Lenders should stop viewing interest-only as the devil's spawn
Since the height of the market when almost half of all loans were being written on an interest-only basis, we have seen many different approaches canvassed.
Initially the Financial Services Authority, in the Mortgage Market Review, indicated that this might be the spawn of the devil.
In dialogue and later parts of the MMR we have seen a more sensitive, balanced and considered treatment of what is undoubtedly a viable option for many customers.
If the FSA has shown flexibility on this issue, the lenders have displayed acrobatic skills of a variety only seen in the best circus acts.
Whether it is limiting these to lower value loans, applying ligatures to the types of repayment vehicles permitted, becoming “mystic meg” on the eventual value of vehicles, or introducing LTV caps, there is no consistency of approach.
In a competitive market many might argue this is good in that it allows good brokers to place business with the lender the customer fits.
However I am concerned that this is introducing a new breed of mortgage and property prisoners, so making the prudential position of lenders worse as these are loans that will not move off the books at the usual rates of turnover.
As an industry, having got our customers into these products, it cannot be right to abandon them with changed criteria that imprisons them to decisions they did not envisage, nor did we as the product experts think would prevail.
Our responsibility as a lending industry is deeper and we need to shoulder that burden. The product should continue to do what it said on the tin.

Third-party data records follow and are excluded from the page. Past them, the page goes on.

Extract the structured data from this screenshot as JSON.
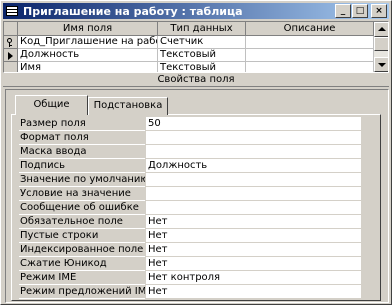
{
  "window": {
    "title": "Приглашение на работу : таблица"
  },
  "grid": {
    "columns": [
      "Имя поля",
      "Тип данных",
      "Описание"
    ],
    "rows": [
      {
        "name": "Код_Приглашение на работ",
        "type": "Счетчик",
        "description": "",
        "marker": "key"
      },
      {
        "name": "Должность",
        "type": "Текстовый",
        "description": "",
        "marker": "current"
      },
      {
        "name": "Имя",
        "type": "Текстовый",
        "description": "",
        "marker": ""
      }
    ]
  },
  "properties": {
    "caption": "Свойства поля",
    "tabs": [
      "Общие",
      "Подстановка"
    ],
    "active_tab": "Общие",
    "rows": [
      {
        "label": "Размер поля",
        "value": "50"
      },
      {
        "label": "Формат поля",
        "value": ""
      },
      {
        "label": "Маска ввода",
        "value": ""
      },
      {
        "label": "Подпись",
        "value": "Должность"
      },
      {
        "label": "Значение по умолчанию",
        "value": ""
      },
      {
        "label": "Условие на значение",
        "value": ""
      },
      {
        "label": "Сообщение об ошибке",
        "value": ""
      },
      {
        "label": "Обязательное поле",
        "value": "Нет"
      },
      {
        "label": "Пустые строки",
        "value": "Нет"
      },
      {
        "label": "Индексированное поле",
        "value": "Нет"
      },
      {
        "label": "Сжатие Юникод",
        "value": "Нет"
      },
      {
        "label": "Режим IME",
        "value": "Нет контроля"
      },
      {
        "label": "Режим предложений IME",
        "value": "Нет"
      }
    ]
  }
}
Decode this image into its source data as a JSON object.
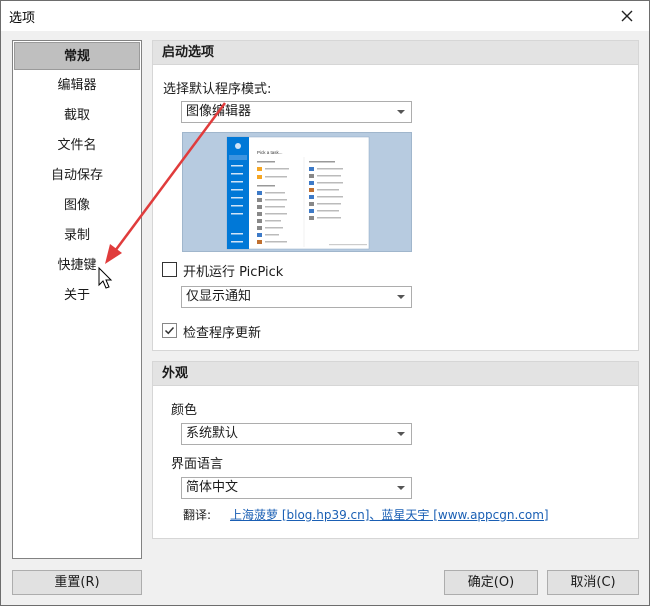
{
  "window": {
    "title": "选项"
  },
  "sidebar": {
    "items": [
      {
        "label": "常规"
      },
      {
        "label": "编辑器"
      },
      {
        "label": "截取"
      },
      {
        "label": "文件名"
      },
      {
        "label": "自动保存"
      },
      {
        "label": "图像"
      },
      {
        "label": "录制"
      },
      {
        "label": "快捷键"
      },
      {
        "label": "关于"
      }
    ],
    "selected": "常规"
  },
  "startup": {
    "header": "启动选项",
    "mode_label": "选择默认程序模式:",
    "mode_value": "图像编辑器",
    "run_at_startup_label": "开机运行 PicPick",
    "run_at_startup_checked": false,
    "notify_value": "仅显示通知",
    "check_updates_label": "检查程序更新",
    "check_updates_checked": true
  },
  "appearance": {
    "header": "外观",
    "color_label": "颜色",
    "color_value": "系统默认",
    "language_label": "界面语言",
    "language_value": "简体中文",
    "translation_label": "翻译:",
    "translation_link": "上海菠萝 [blog.hp39.cn]、蓝星天宇 [www.appcgn.com]"
  },
  "preview": {
    "heading": "Pick a task..."
  },
  "buttons": {
    "reset": "重置(R)",
    "ok": "确定(O)",
    "cancel": "取消(C)"
  },
  "colors": {
    "selected_bg": "#bfbfbf",
    "accent": "#0078d7",
    "annotation_arrow": "#e03c3c",
    "link": "#1a5fb4"
  }
}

Certainly for absolutely new loans we need to apply tighter criteria which when applied sensibly will work for all parties.

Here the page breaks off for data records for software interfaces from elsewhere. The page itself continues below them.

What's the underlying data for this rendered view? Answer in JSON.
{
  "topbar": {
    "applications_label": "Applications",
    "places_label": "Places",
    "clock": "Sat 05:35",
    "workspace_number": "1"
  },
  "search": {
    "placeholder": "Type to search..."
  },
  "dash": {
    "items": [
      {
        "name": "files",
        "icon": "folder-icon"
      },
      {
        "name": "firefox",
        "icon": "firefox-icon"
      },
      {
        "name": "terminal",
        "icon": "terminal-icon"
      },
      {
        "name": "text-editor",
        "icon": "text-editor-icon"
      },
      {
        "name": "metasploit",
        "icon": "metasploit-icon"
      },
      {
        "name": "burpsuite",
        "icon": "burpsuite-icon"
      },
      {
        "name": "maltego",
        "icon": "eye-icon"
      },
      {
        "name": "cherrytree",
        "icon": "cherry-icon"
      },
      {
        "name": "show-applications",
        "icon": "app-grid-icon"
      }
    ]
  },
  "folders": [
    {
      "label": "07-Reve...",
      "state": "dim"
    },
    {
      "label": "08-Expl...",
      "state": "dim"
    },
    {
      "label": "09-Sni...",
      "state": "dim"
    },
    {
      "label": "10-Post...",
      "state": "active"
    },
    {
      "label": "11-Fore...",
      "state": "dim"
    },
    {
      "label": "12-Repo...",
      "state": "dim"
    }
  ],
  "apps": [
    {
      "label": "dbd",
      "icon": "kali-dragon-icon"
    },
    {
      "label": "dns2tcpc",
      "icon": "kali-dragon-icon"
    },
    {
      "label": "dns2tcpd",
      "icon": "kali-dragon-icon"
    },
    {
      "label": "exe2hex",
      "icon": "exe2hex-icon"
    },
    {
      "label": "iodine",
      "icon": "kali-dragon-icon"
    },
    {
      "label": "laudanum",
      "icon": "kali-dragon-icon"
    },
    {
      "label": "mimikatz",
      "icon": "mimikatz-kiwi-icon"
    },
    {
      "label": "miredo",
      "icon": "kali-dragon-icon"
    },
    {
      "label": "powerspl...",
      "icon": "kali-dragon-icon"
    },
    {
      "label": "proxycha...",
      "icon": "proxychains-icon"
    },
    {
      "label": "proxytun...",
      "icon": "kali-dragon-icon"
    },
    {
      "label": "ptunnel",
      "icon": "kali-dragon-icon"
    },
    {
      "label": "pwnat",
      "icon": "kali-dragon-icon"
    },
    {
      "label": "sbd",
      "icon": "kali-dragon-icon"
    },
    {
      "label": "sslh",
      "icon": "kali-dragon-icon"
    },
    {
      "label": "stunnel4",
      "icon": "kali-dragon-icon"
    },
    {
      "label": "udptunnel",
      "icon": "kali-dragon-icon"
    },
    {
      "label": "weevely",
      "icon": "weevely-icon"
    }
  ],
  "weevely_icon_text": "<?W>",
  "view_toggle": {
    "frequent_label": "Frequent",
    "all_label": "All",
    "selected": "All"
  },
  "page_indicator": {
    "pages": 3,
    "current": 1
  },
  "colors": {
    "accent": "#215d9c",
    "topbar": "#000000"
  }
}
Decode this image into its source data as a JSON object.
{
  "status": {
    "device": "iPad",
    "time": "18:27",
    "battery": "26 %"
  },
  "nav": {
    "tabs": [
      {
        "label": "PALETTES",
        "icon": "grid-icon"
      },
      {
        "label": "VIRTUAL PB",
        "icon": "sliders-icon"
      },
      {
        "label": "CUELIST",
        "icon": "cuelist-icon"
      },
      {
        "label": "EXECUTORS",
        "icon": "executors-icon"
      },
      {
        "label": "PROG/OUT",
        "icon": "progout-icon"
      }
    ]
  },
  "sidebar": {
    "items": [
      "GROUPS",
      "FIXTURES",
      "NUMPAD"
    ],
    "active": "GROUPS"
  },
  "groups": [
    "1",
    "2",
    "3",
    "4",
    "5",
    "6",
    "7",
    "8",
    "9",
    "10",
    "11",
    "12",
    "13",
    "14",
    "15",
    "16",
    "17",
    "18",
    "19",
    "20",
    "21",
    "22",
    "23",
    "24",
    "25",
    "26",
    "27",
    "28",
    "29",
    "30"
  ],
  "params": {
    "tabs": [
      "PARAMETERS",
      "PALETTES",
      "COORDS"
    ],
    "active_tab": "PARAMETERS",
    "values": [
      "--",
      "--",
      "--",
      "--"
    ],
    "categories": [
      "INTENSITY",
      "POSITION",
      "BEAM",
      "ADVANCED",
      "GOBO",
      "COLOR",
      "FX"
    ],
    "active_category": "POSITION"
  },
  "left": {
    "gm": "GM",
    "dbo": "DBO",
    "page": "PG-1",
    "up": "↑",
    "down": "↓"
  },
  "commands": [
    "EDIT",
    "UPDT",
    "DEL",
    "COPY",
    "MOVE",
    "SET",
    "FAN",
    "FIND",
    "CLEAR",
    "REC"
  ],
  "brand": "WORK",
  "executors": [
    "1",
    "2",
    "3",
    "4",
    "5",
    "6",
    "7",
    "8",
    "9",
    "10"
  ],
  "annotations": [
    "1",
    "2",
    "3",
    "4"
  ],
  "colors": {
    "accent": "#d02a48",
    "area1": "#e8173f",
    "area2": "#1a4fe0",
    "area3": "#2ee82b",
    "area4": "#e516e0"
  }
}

In my dialogue with the policy teams at the FSA, they do not see this as a mass market product, nor is it niche.
It is dangerous to wrap figures or “targets” on the size of this market, but it would be safe in my view to say that it might be right for about 20% of the market.
Nor does their concern over speculative repayment vehicles extend to the type of investment vehicle. It is merely that it should not be intangible - an inheritance that may never come, or a lottery win.
I often wonder if there is a gap in how FSA supervisors interpret their policy colleagues work, or if some lenders just jump without mature dialogue with the right stakeholders.
Or it may be that other imperatives drive decisions that firms feel unable to disclose.
What is needed is sensitivity. There are a lot of interest-only customers out there on default rates that are currently a safe haven. This will not always be the case. We must not create a straight-jacket by lenders having inconsistent and conflicting policies that give regulators space to apply all the denominators and close the options in this sphere.
Our customers all deserve better of us.